More people are working out of the office, but they still want the benefit of being at their desk on a high-speed network. To deliver that in-office experience, government IT teams must make sure that voice, video and other collaboration tools perform well. As state and local governments strive to improve customer service, they must ensure their networks extend to decentralized locations to support branch offices, kiosks and remote workers.
Network managers have always used various technologies and network appliances to build reliable and speedy WANs, but it has been difficult to make sure that everything works together. They may find a simple solution with software-defined WAN, which can be used to optimize performance, secure branch office edges and deliver a better user experience to remote offices.
SD-WAN products are affordable options that separate networking hardware from its controls, virtualizing those controls between central networks. For example, state and local governments can connect the networks of branch offices across large distances through the cloud. SD-WAN delivers three valuable capabilities in a single solution: traffic management, performance optimization and application visibility.
Traffic Management for Real-Time Government Collaboration
Many budget-conscious state and local agencies are shifting from expensive multiprotocol label-switching or other private-line services to the internet for WAN connectivity. However, they often discover that robust performance is not guaranteed. While the internet itself can be a source of performance problems, it’s just as common to see local users competing with each other — unintentionally — for limited bandwidth. One user downloading software updates or uploading backups can interrupt voice calls or create choppy video performance for others.

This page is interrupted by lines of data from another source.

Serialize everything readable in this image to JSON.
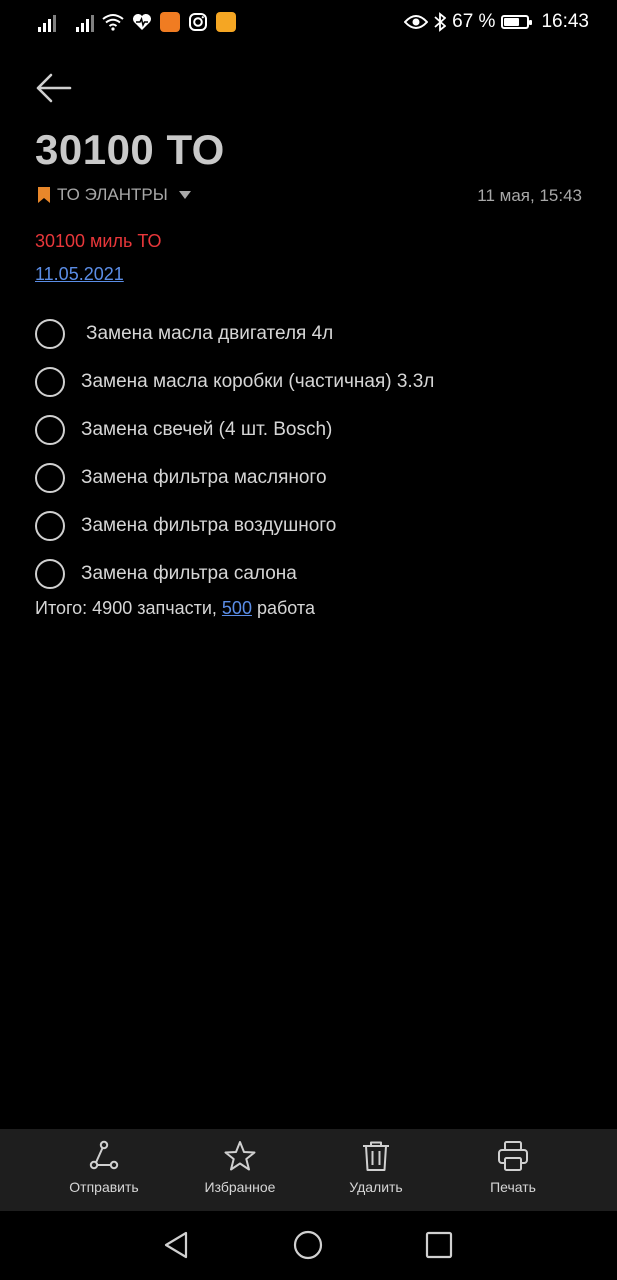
{
  "status_bar": {
    "battery_percent": "67 %",
    "battery_level": 0.67,
    "time": "16:43"
  },
  "note": {
    "title": "30100 ТО",
    "notebook": "ТО ЭЛАНТРЫ",
    "date": "11 мая, 15:43",
    "highlight_line": "30100 миль ТО",
    "link_date": "11.05.2021"
  },
  "checklist": [
    {
      "label": "Замена масла двигателя 4л",
      "checked": false
    },
    {
      "label": "Замена масла коробки (частичная) 3.3л",
      "checked": false
    },
    {
      "label": "Замена свечей (4 шт. Bosch)",
      "checked": false
    },
    {
      "label": "Замена фильтра масляного",
      "checked": false
    },
    {
      "label": "Замена фильтра воздушного",
      "checked": false
    },
    {
      "label": "Замена фильтра салона",
      "checked": false
    }
  ],
  "total": {
    "prefix": "Итого: 4900 запчасти, ",
    "link_number": "500",
    "suffix": " работа"
  },
  "toolbar": {
    "send": "Отправить",
    "favorite": "Избранное",
    "delete": "Удалить",
    "print": "Печать"
  },
  "colors": {
    "accent_red": "#e8373a",
    "link_blue": "#5b8de6",
    "notebook_icon": "#e8872a"
  }
}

SD-WAN solutions provide much stronger management of traffic flowing between local users and the rest of the world, including both the internet and corporate applications, even over VPNs. Originally, network managers had primitive quality of service/class of service tools to manage application traffic. QoS/CoS worked well in very tightly defined networks with predictable link performance, but few agencies want to pay for a completely private network. When the internet becomes part of the WAN, more sophisticated tools are needed.
SD-WAN devices are able to reserve bandwidth for real-time collaboration applications, such as voice and video, while policing recreational and background traffic such as backups — and they can prioritize other enterprise applications properly.
This additional traffic management can be very sophisticated. For example, SD-WAN solutions can detect congestion and slow down web-based applications or email so that more bandwidth is available for voice and video traffic.
When offices are connected with more than one link — always a good idea for high reliability — SD-WAN can also intelligently allocate traffic across links, separate real-time voice and video collaboration streams from other types of traffic, and in some cases use both links at once for a single critical application to provide the very highest level of performance.
SD-WAN Offers Optimized Performance
Most SD-WAN tools derive from older performance optimization technology: WAN optimization. Many vendors still include performance optimization features in their devices as a way to squeeze even more out of private and public links.
Performance optimization is carried out by different products using different techniques, including caching of previously downloaded content and data deduplication. The most common technique is compression, which reduces the size of data transmissions. Many data streams are quite compressible, especially those from legacy applications. These applications generally don’t offer built-in compression, so having an SD-WAN tool between the user and the application that simply makes it go faster is a huge benefit.
Some SD-WAN devices go deeper and look into the Transmission Control Protocol/ Internet Protocol (TCP/IP) state machine, changing protocol behaviors to speed performance.
The drawback with many performance optimization techniques is that they work best when using two SD-WAN devices: one near the end user and one near the application server. For agencies that maintain their own data centers, deploying two SD-WAN solutions is relatively simple. But as applications are moved to cloud data centers, SD-WAN performance optimization becomes more difficult.
Although performance optimization tools may help some applications, collaboration tools that use real-time traffic, including voice and video, get no direct benefit. Caching and compression, for example, don’t help because voice and video are already compressed. They usually run over User Datagram Protocol, so adjusting the TCP state machine won’t help.
However, bandwidth is finite; making other applications run more efficiently will open up network resources for real-time collaboration applications.
Application Visibility Provides a Complete Picture
Every network manager dreads the call: “I can’t work because the network is slow.” Problems that might have been hard to solve in a central building LAN environment become nearly impossible when far-flung WAN links and remote offices are involved.
SD-WAN solutions can change that. Because SD-WAN tools need to be application-aware for their traffic management and performance optimization tasks, they can easily export that information to other network management tools, such as NetFlow/IPFIX collectors. By offering a more complete picture of exactly what applications are being used and how those applications are performing, SD-WAN devices can give insight into network operations that weren’t possible with older edge devices.